_Brief_. While reading through the material below, copy each line that holds the word "selection".
━━━━━ Exercise data
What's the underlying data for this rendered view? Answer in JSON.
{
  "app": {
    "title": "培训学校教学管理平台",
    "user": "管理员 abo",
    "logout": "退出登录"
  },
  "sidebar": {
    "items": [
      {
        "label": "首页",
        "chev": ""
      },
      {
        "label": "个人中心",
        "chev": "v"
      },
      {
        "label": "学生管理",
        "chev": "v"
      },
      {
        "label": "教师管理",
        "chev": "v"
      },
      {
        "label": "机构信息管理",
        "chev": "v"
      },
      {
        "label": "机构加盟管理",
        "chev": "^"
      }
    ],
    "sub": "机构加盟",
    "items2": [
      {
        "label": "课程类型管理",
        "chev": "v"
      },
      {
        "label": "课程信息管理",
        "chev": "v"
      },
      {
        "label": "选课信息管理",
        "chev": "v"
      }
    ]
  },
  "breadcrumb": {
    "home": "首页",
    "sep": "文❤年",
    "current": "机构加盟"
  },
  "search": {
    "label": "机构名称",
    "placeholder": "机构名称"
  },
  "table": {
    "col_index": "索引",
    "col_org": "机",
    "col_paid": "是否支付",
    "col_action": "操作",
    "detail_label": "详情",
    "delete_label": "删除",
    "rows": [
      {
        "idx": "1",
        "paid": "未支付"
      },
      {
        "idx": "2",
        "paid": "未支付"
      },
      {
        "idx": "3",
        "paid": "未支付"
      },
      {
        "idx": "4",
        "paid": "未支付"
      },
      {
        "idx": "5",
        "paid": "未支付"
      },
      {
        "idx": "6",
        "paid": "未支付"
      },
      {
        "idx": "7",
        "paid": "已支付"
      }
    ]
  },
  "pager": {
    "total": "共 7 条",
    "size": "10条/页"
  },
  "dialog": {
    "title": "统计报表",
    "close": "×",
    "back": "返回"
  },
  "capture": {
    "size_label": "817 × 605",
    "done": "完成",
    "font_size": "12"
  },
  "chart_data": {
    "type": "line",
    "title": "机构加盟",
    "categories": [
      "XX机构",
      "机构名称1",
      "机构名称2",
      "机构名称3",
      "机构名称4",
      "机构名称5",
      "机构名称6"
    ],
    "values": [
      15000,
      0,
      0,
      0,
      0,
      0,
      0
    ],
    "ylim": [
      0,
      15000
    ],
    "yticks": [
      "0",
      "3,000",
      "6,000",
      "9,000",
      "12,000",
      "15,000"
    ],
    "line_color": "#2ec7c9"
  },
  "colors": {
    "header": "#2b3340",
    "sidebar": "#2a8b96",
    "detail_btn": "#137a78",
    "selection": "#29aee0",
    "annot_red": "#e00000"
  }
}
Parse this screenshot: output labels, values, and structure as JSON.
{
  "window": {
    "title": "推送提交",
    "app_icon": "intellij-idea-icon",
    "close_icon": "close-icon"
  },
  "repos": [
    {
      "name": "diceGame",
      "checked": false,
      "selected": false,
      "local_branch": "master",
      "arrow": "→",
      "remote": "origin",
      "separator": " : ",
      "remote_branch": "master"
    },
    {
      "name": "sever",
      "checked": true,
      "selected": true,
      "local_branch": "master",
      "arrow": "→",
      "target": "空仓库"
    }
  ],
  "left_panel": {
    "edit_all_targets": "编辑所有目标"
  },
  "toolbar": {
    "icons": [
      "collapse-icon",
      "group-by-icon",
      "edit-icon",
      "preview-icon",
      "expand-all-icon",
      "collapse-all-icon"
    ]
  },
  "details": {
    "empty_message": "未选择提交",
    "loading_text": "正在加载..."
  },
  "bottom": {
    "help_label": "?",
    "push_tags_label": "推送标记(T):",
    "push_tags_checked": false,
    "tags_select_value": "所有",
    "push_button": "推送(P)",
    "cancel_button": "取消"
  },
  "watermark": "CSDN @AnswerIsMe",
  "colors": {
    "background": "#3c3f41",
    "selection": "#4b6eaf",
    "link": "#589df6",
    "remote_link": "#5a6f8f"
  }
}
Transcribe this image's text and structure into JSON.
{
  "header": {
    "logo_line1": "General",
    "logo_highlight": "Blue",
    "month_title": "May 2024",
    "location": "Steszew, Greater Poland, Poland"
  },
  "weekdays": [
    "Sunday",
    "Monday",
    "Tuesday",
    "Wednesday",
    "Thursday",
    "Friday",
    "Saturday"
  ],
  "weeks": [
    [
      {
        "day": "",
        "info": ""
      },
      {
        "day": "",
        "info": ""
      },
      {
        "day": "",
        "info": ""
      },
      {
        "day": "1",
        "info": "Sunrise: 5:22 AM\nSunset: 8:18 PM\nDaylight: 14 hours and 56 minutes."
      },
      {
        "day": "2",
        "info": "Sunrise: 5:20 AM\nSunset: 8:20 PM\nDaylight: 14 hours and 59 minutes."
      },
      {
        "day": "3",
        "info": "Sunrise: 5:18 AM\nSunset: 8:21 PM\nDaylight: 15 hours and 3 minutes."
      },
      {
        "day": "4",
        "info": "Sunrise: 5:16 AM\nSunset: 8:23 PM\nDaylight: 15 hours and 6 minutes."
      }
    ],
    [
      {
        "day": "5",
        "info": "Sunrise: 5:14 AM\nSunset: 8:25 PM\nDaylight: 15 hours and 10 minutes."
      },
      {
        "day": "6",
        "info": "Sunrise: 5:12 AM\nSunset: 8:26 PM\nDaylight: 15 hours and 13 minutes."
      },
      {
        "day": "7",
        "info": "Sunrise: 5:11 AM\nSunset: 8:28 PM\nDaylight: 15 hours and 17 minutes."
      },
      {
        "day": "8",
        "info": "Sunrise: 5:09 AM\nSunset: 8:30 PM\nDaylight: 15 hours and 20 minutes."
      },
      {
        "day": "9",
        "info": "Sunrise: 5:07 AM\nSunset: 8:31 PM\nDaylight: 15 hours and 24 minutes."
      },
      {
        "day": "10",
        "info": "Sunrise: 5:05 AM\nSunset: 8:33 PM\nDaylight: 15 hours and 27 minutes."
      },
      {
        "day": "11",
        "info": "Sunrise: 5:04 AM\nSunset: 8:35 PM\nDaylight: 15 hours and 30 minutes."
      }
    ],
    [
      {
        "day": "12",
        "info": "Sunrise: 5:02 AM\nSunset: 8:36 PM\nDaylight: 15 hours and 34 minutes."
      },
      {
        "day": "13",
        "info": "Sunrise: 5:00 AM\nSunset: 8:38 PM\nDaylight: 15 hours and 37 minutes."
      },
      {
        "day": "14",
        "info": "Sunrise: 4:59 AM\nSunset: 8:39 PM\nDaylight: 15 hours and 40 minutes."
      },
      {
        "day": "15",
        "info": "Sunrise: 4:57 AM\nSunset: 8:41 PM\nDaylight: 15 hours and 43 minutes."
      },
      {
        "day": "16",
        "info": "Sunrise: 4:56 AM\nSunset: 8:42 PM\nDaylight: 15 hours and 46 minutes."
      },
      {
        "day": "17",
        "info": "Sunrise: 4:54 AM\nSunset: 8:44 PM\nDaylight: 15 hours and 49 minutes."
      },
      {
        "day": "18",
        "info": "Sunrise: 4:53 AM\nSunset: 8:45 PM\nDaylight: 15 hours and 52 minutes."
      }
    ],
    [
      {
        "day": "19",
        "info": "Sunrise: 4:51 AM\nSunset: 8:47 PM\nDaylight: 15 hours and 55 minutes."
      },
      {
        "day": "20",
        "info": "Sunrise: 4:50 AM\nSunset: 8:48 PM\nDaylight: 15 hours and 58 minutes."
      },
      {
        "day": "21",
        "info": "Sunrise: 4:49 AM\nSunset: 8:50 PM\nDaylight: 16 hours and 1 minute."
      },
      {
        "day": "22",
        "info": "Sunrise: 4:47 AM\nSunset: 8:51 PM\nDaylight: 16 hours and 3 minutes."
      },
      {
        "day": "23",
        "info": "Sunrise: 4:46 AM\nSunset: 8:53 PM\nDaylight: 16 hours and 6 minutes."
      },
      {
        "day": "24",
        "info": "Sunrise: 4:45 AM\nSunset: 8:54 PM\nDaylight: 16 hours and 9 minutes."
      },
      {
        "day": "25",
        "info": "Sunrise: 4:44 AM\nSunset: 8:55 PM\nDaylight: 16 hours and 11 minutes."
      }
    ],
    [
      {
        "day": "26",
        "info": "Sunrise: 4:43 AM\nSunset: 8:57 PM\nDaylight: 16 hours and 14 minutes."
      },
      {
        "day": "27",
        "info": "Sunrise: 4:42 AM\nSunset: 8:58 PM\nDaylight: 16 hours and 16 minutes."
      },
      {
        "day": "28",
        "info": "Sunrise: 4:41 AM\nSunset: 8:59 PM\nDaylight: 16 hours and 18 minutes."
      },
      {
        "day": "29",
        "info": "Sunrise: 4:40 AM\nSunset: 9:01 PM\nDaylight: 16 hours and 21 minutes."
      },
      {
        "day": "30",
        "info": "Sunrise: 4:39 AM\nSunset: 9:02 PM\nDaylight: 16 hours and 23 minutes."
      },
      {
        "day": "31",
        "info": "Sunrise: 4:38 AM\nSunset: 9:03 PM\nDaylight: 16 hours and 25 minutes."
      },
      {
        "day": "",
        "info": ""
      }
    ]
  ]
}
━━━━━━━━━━
_Answer space_.
    "selection": "#29aee0",
    "selection": "#4b6eaf",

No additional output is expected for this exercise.